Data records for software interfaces
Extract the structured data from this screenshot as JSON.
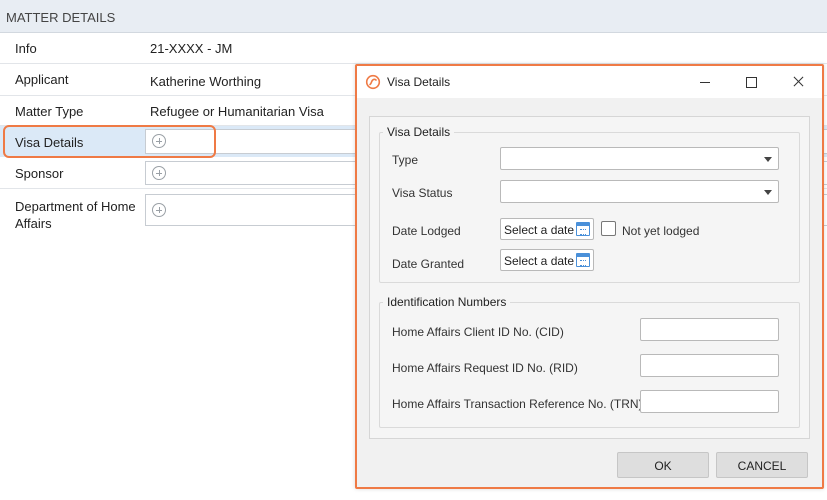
{
  "matter": {
    "header": "MATTER DETAILS",
    "rows": [
      {
        "label": "Info",
        "value": "21-XXXX - JM"
      },
      {
        "label": "Applicant",
        "value": "Katherine Worthing"
      },
      {
        "label": "Matter Type",
        "value": "Refugee or Humanitarian Visa"
      },
      {
        "label": "Visa Details",
        "value": ""
      },
      {
        "label": "Sponsor",
        "value": ""
      },
      {
        "label": "Department of Home Affairs",
        "value": ""
      }
    ]
  },
  "dialog": {
    "title": "Visa Details",
    "visa_group": {
      "legend": "Visa Details",
      "type_label": "Type",
      "type_value": "",
      "status_label": "Visa Status",
      "status_value": "",
      "lodged_label": "Date Lodged",
      "lodged_placeholder": "Select a date",
      "not_lodged_label": "Not yet lodged",
      "not_lodged_checked": false,
      "granted_label": "Date Granted",
      "granted_placeholder": "Select a date"
    },
    "id_group": {
      "legend": "Identification Numbers",
      "cid_label": "Home Affairs Client ID No. (CID)",
      "cid_value": "",
      "rid_label": "Home Affairs Request ID No. (RID)",
      "rid_value": "",
      "trn_label": "Home Affairs Transaction Reference No. (TRN)",
      "trn_value": ""
    },
    "ok_label": "OK",
    "cancel_label": "CANCEL"
  },
  "colors": {
    "highlight": "#ef7a45",
    "selected_row": "#dbe9f7",
    "calendar_icon": "#4a90d9"
  }
}
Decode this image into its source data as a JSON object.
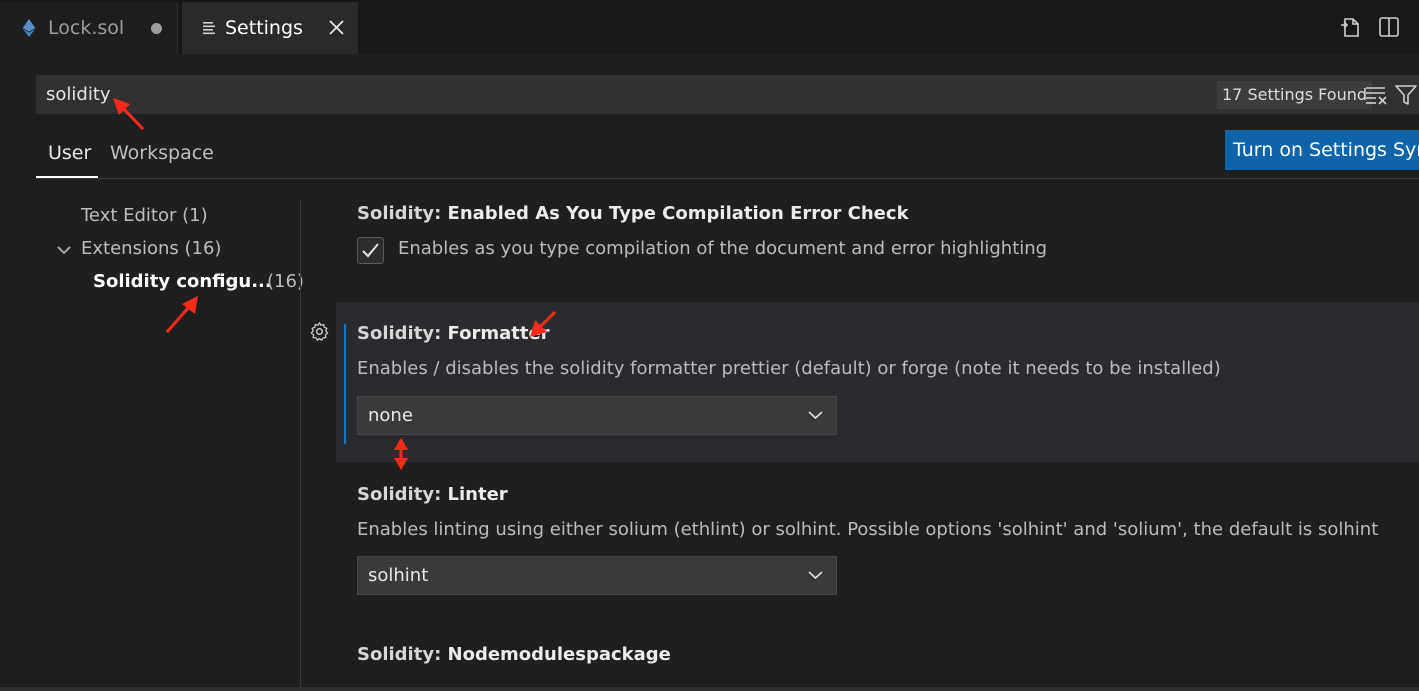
{
  "tabs": [
    {
      "label": "Lock.sol",
      "icon": "ethereum-icon",
      "state": "modified"
    },
    {
      "label": "Settings",
      "icon": "settings-file-icon",
      "state": "active"
    }
  ],
  "editor_actions": [
    "open-settings-json-icon",
    "split-editor-icon"
  ],
  "search": {
    "value": "solidity",
    "results_badge": "17 Settings Found"
  },
  "scope_tabs": [
    {
      "label": "User",
      "selected": true
    },
    {
      "label": "Workspace",
      "selected": false
    }
  ],
  "sync_button": "Turn on Settings Sync",
  "toc": {
    "text_editor": "Text Editor (1)",
    "extensions": "Extensions (16)",
    "solidity_label": "Solidity configu...",
    "solidity_count": "(16)"
  },
  "settings": [
    {
      "category": "Solidity: ",
      "key": "Enabled As You Type Compilation Error Check",
      "description": "Enables as you type compilation of the document and error highlighting",
      "checked": true
    },
    {
      "category": "Solidity: ",
      "key": "Formatter",
      "description": "Enables / disables the solidity formatter prettier (default) or forge (note it needs to be installed)",
      "value": "none"
    },
    {
      "category": "Solidity: ",
      "key": "Linter",
      "description": "Enables linting using either solium (ethlint) or solhint. Possible options 'solhint' and 'solium', the default is solhint",
      "value": "solhint"
    },
    {
      "category": "Solidity: ",
      "key": "Nodemodulespackage",
      "description": ""
    }
  ],
  "colors": {
    "accent": "#0e63a9",
    "modified_indicator": "#0a7aca",
    "annotation": "#ff2a1a",
    "background": "#1f1f1f"
  }
}
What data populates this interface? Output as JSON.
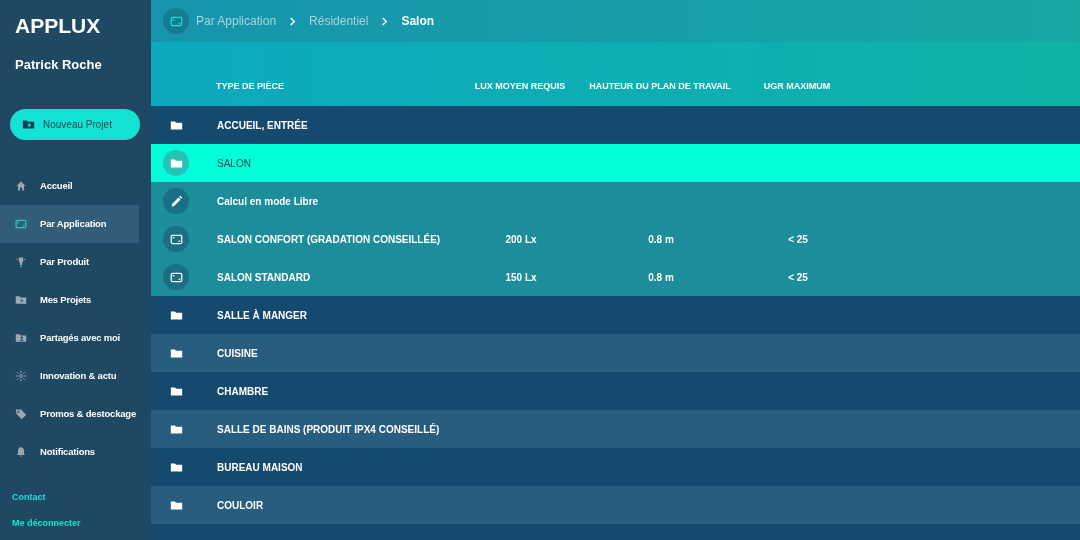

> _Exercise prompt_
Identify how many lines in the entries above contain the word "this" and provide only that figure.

> _Output_
3